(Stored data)
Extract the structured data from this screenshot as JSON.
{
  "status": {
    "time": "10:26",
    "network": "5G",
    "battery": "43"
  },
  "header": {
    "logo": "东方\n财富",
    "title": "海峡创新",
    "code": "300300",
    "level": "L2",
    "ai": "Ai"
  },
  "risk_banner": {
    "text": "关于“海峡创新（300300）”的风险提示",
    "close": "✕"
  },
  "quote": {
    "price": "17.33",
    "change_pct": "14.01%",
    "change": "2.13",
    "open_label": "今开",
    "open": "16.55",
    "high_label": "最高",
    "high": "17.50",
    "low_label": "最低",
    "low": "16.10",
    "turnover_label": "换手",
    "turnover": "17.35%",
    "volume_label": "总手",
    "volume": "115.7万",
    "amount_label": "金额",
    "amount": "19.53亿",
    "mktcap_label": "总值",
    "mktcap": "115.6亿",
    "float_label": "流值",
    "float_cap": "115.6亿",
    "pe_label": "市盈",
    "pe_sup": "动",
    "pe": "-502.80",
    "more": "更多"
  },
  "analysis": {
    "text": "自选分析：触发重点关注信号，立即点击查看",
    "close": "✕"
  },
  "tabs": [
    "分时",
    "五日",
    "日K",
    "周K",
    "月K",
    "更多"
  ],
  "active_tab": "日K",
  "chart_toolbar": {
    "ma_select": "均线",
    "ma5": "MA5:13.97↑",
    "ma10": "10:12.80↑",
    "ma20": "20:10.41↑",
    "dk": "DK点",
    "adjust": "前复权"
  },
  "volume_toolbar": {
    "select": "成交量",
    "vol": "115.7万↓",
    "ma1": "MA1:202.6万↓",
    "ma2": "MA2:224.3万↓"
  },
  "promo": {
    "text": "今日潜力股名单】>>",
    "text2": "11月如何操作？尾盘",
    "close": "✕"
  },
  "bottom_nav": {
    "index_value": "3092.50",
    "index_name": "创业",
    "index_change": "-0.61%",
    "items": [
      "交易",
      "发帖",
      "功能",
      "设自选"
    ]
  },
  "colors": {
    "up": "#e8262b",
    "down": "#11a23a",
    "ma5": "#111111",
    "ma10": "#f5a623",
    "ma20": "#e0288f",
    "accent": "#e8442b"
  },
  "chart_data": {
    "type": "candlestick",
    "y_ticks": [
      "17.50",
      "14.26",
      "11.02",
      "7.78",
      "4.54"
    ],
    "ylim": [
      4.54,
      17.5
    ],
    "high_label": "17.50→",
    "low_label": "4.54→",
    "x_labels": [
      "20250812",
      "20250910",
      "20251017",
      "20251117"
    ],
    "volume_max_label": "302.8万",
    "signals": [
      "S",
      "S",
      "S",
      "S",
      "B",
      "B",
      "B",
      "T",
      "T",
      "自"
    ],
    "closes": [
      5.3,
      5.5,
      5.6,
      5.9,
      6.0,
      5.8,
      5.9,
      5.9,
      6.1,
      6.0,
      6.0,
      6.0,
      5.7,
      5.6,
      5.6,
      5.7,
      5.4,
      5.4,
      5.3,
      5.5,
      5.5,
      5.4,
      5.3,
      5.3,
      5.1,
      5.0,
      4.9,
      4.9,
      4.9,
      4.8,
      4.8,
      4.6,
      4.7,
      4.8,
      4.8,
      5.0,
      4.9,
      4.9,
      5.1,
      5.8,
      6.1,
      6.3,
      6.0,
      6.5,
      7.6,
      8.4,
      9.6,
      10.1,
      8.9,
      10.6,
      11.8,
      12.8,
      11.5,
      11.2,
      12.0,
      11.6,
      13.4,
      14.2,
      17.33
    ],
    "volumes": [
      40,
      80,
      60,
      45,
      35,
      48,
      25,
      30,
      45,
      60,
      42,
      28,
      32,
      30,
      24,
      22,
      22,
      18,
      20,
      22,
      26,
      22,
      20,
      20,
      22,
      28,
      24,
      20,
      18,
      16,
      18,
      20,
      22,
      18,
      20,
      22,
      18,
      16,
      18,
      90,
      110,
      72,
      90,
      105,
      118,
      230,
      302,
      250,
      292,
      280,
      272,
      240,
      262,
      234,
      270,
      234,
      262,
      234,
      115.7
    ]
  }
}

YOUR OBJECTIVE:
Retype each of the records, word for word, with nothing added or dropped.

RESULT BELOW:
Extract the structured data from this screenshot as JSON.
{
  "status": {
    "time": "10:26",
    "network": "5G",
    "battery": "43"
  },
  "header": {
    "logo": "东方\n财富",
    "title": "海峡创新",
    "code": "300300",
    "level": "L2",
    "ai": "Ai"
  },
  "risk_banner": {
    "text": "关于“海峡创新（300300）”的风险提示",
    "close": "✕"
  },
  "quote": {
    "price": "17.33",
    "change_pct": "14.01%",
    "change": "2.13",
    "open_label": "今开",
    "open": "16.55",
    "high_label": "最高",
    "high": "17.50",
    "low_label": "最低",
    "low": "16.10",
    "turnover_label": "换手",
    "turnover": "17.35%",
    "volume_label": "总手",
    "volume": "115.7万",
    "amount_label": "金额",
    "amount": "19.53亿",
    "mktcap_label": "总值",
    "mktcap": "115.6亿",
    "float_label": "流值",
    "float_cap": "115.6亿",
    "pe_label": "市盈",
    "pe_sup": "动",
    "pe": "-502.80",
    "more": "更多"
  },
  "analysis": {
    "text": "自选分析：触发重点关注信号，立即点击查看",
    "close": "✕"
  },
  "tabs": [
    "分时",
    "五日",
    "日K",
    "周K",
    "月K",
    "更多"
  ],
  "active_tab": "日K",
  "chart_toolbar": {
    "ma_select": "均线",
    "ma5": "MA5:13.97↑",
    "ma10": "10:12.80↑",
    "ma20": "20:10.41↑",
    "dk": "DK点",
    "adjust": "前复权"
  },
  "volume_toolbar": {
    "select": "成交量",
    "vol": "115.7万↓",
    "ma1": "MA1:202.6万↓",
    "ma2": "MA2:224.3万↓"
  },
  "promo": {
    "text": "今日潜力股名单】>>",
    "text2": "11月如何操作？尾盘",
    "close": "✕"
  },
  "bottom_nav": {
    "index_value": "3092.50",
    "index_name": "创业",
    "index_change": "-0.61%",
    "items": [
      "交易",
      "发帖",
      "功能",
      "设自选"
    ]
  },
  "colors": {
    "up": "#e8262b",
    "down": "#11a23a",
    "ma5": "#111111",
    "ma10": "#f5a623",
    "ma20": "#e0288f",
    "accent": "#e8442b"
  },
  "chart_data": {
    "type": "candlestick",
    "y_ticks": [
      "17.50",
      "14.26",
      "11.02",
      "7.78",
      "4.54"
    ],
    "ylim": [
      4.54,
      17.5
    ],
    "high_label": "17.50→",
    "low_label": "4.54→",
    "x_labels": [
      "20250812",
      "20250910",
      "20251017",
      "20251117"
    ],
    "volume_max_label": "302.8万",
    "signals": [
      "S",
      "S",
      "S",
      "S",
      "B",
      "B",
      "B",
      "T",
      "T",
      "自"
    ],
    "closes": [
      5.3,
      5.5,
      5.6,
      5.9,
      6.0,
      5.8,
      5.9,
      5.9,
      6.1,
      6.0,
      6.0,
      6.0,
      5.7,
      5.6,
      5.6,
      5.7,
      5.4,
      5.4,
      5.3,
      5.5,
      5.5,
      5.4,
      5.3,
      5.3,
      5.1,
      5.0,
      4.9,
      4.9,
      4.9,
      4.8,
      4.8,
      4.6,
      4.7,
      4.8,
      4.8,
      5.0,
      4.9,
      4.9,
      5.1,
      5.8,
      6.1,
      6.3,
      6.0,
      6.5,
      7.6,
      8.4,
      9.6,
      10.1,
      8.9,
      10.6,
      11.8,
      12.8,
      11.5,
      11.2,
      12.0,
      11.6,
      13.4,
      14.2,
      17.33
    ],
    "volumes": [
      40,
      80,
      60,
      45,
      35,
      48,
      25,
      30,
      45,
      60,
      42,
      28,
      32,
      30,
      24,
      22,
      22,
      18,
      20,
      22,
      26,
      22,
      20,
      20,
      22,
      28,
      24,
      20,
      18,
      16,
      18,
      20,
      22,
      18,
      20,
      22,
      18,
      16,
      18,
      90,
      110,
      72,
      90,
      105,
      118,
      230,
      302,
      250,
      292,
      280,
      272,
      240,
      262,
      234,
      270,
      234,
      262,
      234,
      115.7
    ]
  }
}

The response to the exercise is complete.